Sometimes it’s difficult to know how to advise young or beginning writers of any age. Knowing how we did it when I began isn’t necessarily the way to go today. A few months ago I was still advising self-published authors and experienced authors with a backlist that they owned the copyright on to publish to Kindle, perhaps even go the route of KDP Select. In essence that meant that they could not publish the book anywhere else, but they received several perks.
A lot of us jumped in early and earned some good money. What will happen with the changes Amazon is adapting is anyone’s guess. But I can’t say I didn’t expect it. For the past year I’ve taught workshops on how to format and upload to Kindle, but always warning everyone that Amazon remains the elephant in the room. Hovering there, so huge that anything it decides to do will be done.
After reading the Kindle release explaining Kindle Unlimited, well I’ll admit it sounds good on the surface. Here’s the simple explanation taken from that newsletter:
“Now, when you enroll your title in KDP Select, your title will be included in Kindle Unlimited–a new subscription service for readers in the U.S. and a new revenue opportunity for authors enrolled in KDP Select. Customers are able to read as many books as they want from a library of over 600,000 titles while subscribed to Kindle Unlimited. When your title is read past 10%–about the length of reading the free sample available in Kindle books–you will earn a share of the KDP Select monthly global fund. For July we’ve added $800,000 to the fund, bringing the July fund amount to $2 million.”
Here’s what Publisher’s Lunch had to say about it:
“With KU, Amazon has gone from giving exclusive self-published authors their best deal (70 percent of sales) to giving them their worst deal (an unspecified monthly share of a pool). They unilaterally changed the game, and the extent to which they make it up to those authors by increasing the monthly pool of pro-rated cash that pays for KU and Kindle Owner’s Lending Library reads is at Amazon’s sole discretion. You can be sure that if a regular publisher did such a thing, there would be howling across the internet. (Don’t get too satisfied, publishers; this is why authors and agents already hate unbounded high-discount clauses, and why they objected to agency unilaterally changing their new release royalties.”
Of course both go on to explain in detail, in a most confusing language, what this will do to and for authors enrolled in Kindle Select.
I’ve joined the ranks of many other authors and will take a wait and see attitude. If, as Amazon says, our sales royalties will increase, then fine; but others are warning that will not be the case. So if they tank, I’ll reconsider my other options. Sales online usually drop a bit in the summer, so it will take a few months to get a feel for this new program. At any rate, it’s not so much how many books we sell as how much we are going to make in royalties under the program.
If you would like to read the entire explanation from Amazon and/or Publishers Lunch, let me know and I’ll email them to you. There are other opinions out there, so check the forums at Kindle to see what others are saying about this.

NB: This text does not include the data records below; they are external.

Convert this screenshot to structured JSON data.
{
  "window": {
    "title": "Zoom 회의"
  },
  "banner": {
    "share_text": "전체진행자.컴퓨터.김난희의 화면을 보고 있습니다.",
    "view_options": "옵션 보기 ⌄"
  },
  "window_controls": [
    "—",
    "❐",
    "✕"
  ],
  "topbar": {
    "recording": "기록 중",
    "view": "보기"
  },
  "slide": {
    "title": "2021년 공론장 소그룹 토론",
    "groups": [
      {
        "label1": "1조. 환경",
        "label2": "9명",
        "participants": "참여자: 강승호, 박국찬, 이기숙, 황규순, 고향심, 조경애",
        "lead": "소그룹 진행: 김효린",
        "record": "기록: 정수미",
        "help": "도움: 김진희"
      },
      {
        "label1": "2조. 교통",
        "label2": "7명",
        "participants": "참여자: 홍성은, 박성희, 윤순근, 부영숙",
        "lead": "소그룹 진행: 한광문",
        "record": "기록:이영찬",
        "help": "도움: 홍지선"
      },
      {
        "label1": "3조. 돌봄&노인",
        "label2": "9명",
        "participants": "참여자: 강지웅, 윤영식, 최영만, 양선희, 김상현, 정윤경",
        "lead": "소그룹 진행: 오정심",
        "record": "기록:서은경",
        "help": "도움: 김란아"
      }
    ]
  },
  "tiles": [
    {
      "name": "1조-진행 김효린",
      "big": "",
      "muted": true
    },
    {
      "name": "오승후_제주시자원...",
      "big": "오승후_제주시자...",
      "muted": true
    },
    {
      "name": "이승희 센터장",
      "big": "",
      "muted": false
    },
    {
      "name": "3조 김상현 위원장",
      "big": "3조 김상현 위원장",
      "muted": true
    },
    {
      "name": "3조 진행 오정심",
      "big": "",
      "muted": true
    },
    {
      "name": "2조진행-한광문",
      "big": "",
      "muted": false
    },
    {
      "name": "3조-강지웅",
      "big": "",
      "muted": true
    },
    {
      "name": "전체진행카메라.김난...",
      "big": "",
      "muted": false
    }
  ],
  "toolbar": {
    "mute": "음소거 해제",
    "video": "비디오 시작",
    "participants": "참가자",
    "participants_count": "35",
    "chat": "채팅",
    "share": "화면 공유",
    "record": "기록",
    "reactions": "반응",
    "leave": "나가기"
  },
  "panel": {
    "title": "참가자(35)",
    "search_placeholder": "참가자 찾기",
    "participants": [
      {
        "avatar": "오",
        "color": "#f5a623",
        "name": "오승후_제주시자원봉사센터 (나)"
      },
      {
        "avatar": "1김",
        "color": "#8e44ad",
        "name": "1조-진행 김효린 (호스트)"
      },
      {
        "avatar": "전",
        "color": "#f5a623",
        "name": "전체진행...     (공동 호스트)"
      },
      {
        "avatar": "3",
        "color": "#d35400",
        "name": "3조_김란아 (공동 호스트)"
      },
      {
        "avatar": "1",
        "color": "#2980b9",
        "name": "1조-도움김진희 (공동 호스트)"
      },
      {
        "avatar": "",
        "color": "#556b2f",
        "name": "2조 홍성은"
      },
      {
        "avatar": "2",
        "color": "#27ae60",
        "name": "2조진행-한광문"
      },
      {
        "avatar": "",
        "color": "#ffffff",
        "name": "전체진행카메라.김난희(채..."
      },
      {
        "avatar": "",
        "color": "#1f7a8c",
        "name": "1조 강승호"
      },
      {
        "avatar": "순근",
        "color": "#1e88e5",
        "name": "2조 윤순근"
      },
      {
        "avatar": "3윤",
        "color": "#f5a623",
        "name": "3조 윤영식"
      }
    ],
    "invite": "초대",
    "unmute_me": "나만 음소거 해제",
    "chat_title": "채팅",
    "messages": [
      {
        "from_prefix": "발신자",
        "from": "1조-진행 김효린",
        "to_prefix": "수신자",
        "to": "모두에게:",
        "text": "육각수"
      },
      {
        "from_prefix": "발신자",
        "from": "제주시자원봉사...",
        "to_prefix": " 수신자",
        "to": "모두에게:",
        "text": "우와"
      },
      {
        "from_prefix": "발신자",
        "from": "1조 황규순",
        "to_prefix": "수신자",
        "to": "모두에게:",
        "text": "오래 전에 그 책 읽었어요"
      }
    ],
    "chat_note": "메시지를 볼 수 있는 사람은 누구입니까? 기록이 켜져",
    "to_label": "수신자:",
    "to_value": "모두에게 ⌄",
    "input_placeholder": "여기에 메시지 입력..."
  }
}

If you are a member of Kindle Select, you will see your prices on Amazon set at 0.00 for Prime Kindle Unlimited. But does that mean you get no royalties? According to Amazon it does not. Every time your book is read for at least 10%, which is usually the chapter published with your book, you as the author will receive a percentage of the “pot.”
Published authors with a backlist are treated the same as self-published authors on Kindle. Only time will tell if this program will be better or worse, who it will hurt and who it will help. But if I were you and enrolled there, I would begin to look at other options. Just in case. There are some small publishers that would republish your book if they like it, even though it’s been on Kindle. But here’s where the cream comes to the top. Those publishers will be picky, their editors tough to get past. So if you have self-published your book(s), please make sure they shine before you submit them elsewhere. Kindle don’t care if the writing is terrible, publishers do. That misuse of the verb was deliberate, ‘cause I’m a fan of the Honey Badger. Honey Badger don’t care either. Check it out